My daughter-in-law, Jenna, had helped with holiday decorating that I had run out of time to get done myself. We'd had a lefse and flatbread making day and an evening for rolling out and decorating sugar cookies.
One thing about having a set menu is that shopping for the needed supplies is pretty specific and predictable. It was fun using homegrown pork and beef along with getting out the jars of dill pickles canned last summer. Admittedly though, it is not cheap hosting this event for so many people.
I was surprised when I counted up everyone who had attended that night after loading a final load of dishes in the dishwasher. Actually, I was trying to get to sleep that night and counted people instead of sheep to arrive with a tally of 47! There were few leftovers.
Usually, when the last guest leaves, the party is over. But this year, I had a houseful of overnighters, so the party continued with talk and snacking even past midnight. This was extra work, but fun to have guests like my daughter, Amanda, who had worked and missed most of the partying. Her evening included gazing through old photo albums with her brother, Doron, and visiting with her aunt, Beth.

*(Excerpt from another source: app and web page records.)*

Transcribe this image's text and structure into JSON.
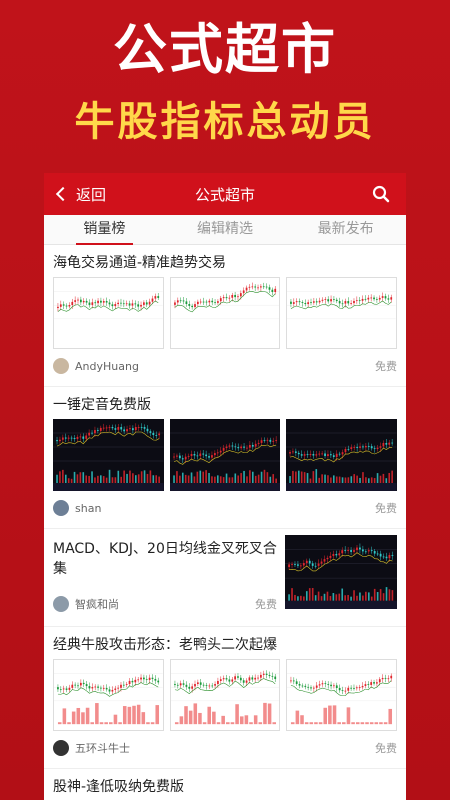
{
  "promo": {
    "title": "公式超市",
    "subtitle": "牛股指标总动员"
  },
  "navbar": {
    "back_label": "返回",
    "title": "公式超市"
  },
  "tabs": [
    {
      "label": "销量榜"
    },
    {
      "label": "编辑精选"
    },
    {
      "label": "最新发布"
    }
  ],
  "items": [
    {
      "title": "海龟交易通道-精准趋势交易",
      "author": "AndyHuang",
      "price": "免费"
    },
    {
      "title": "一锤定音免费版",
      "author": "shan",
      "price": "免费"
    },
    {
      "title": "MACD、KDJ、20日均线金叉死叉合集",
      "author": "智疯和尚",
      "price": "免费"
    },
    {
      "title": "经典牛股攻击形态：老鸭头二次起爆",
      "author": "五环斗牛士",
      "price": "免费"
    },
    {
      "title": "股神-逢低吸纳免费版"
    }
  ],
  "colors": {
    "brand": "#d0111b",
    "background": "#c0131a",
    "accent_yellow": "#ffd84a"
  },
  "icons": {
    "back": "chevron-left-icon",
    "search": "search-icon"
  }
}
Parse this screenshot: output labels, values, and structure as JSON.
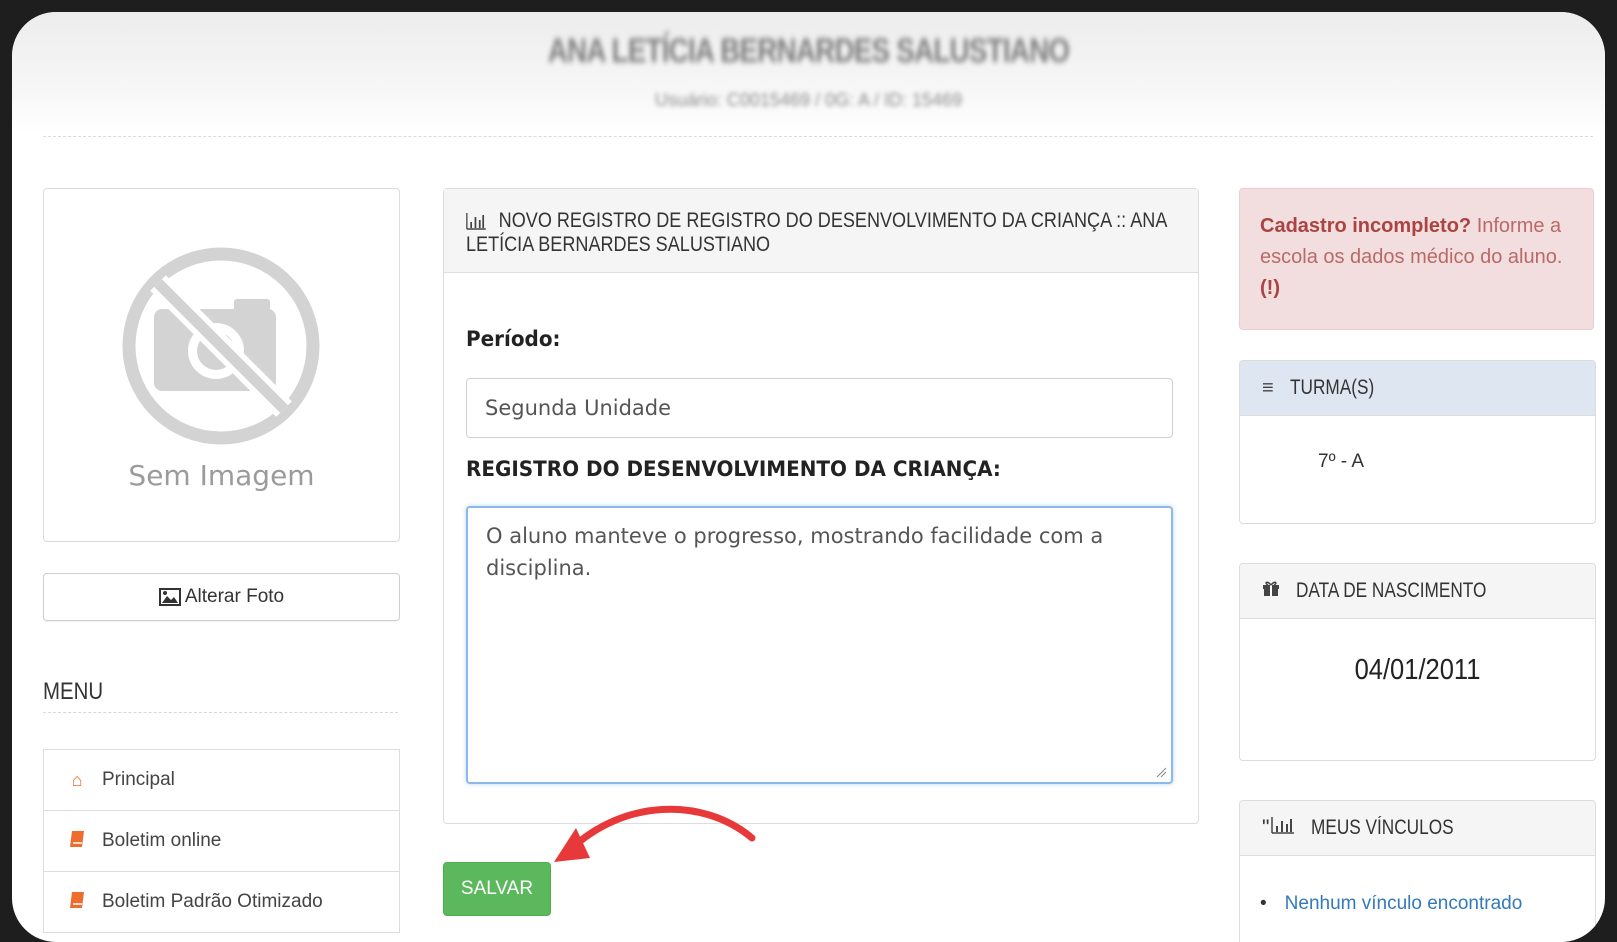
{
  "header": {
    "student_name": "ANA LETÍCIA BERNARDES SALUSTIANO",
    "user_info": "Usuário: C0015469 / 0G: A / ID: 15469"
  },
  "profile": {
    "no_image_caption": "Sem Imagem",
    "change_photo_label": "Alterar Foto"
  },
  "menu": {
    "title": "MENU",
    "items": [
      {
        "label": "Principal",
        "icon": "home-icon"
      },
      {
        "label": "Boletim online",
        "icon": "book-icon"
      },
      {
        "label": "Boletim Padrão Otimizado",
        "icon": "book-icon"
      }
    ]
  },
  "form": {
    "panel_title": "NOVO REGISTRO DE REGISTRO DO DESENVOLVIMENTO DA CRIANÇA :: ANA LETÍCIA BERNARDES SALUSTIANO",
    "periodo_label": "Período:",
    "periodo_value": "Segunda Unidade",
    "registro_label": "REGISTRO DO DESENVOLVIMENTO DA CRIANÇA:",
    "registro_value": "O aluno manteve o progresso, mostrando facilidade com a disciplina.",
    "save_label": "SALVAR"
  },
  "alert": {
    "strong": "Cadastro incompleto?",
    "text": " Informe a escola os dados médico do aluno. ",
    "mark": "(!)"
  },
  "turmas": {
    "title": "TURMA(s)",
    "value": "7º - A"
  },
  "nascimento": {
    "title": "DATA DE NASCIMENTO",
    "value": "04/01/2011"
  },
  "vinculos": {
    "title": "MEUS VÍNCULOS",
    "prefix": "\"",
    "empty_message": "Nenhum vínculo encontrado"
  },
  "colors": {
    "success": "#5cb85c",
    "danger_bg": "#f2dede",
    "annotation_arrow": "#e8393a",
    "menu_icon": "#ef6c2f"
  }
}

With the snowstorm, it was good to have fewer guests trekking homeward on snowy roads, although most did pack up and leave for home.
I served a Christmas Day brunch for those who were still here at noon. I tried out a new recipe for egg frittata, which still needs some perfecting. It took a lot longer to bake in the oven than the recipe I'd found on the Internet. That may be because I put in twice as many eggs to feed a group of 10.
It was actually pretty easy since I picked a recipe having few specific ingredients, so I could create a mixture fitting what I had on hand - eggs, milk, peppers, spinach, cheese and herbs. We also had homegrown bacon, fried potatoes and a large fruit plate. At the point when I realized I could not get it all ready on my own, I asked guests for help setting the table, tending the frying bacon and cutting up fruit while I slapped the egg dish together.
Asking for help and accepting help is especially important for anyone hosting big and small holiday events. Their part in the process becomes as much of the tradition as the overall event. I depend on those like Jenna, Kylie and Kayla who arrive early to prepare plates of pickles, slice bread, butter lefse and cut up veggies.
I also depend on my husband who rents a carpet-cleaning machine a few days before our big day to make the carpets look like new and erase enough doggie-ness so my niece's tiny son, with a severe dog allergy, could attend. (We also kept our dogs in kennels or in rooms away from our guests.)
Since I have been so busy with Christmas prep, I want to share one simple recipe for a pre-meal treat that's become a holiday tradition at our house. It is a simple layered shrimp dip that I was served over three decades ago at a dinner party. I found the taste so enjoyable that I found myself going back to the table over and over, getting additional nibbles.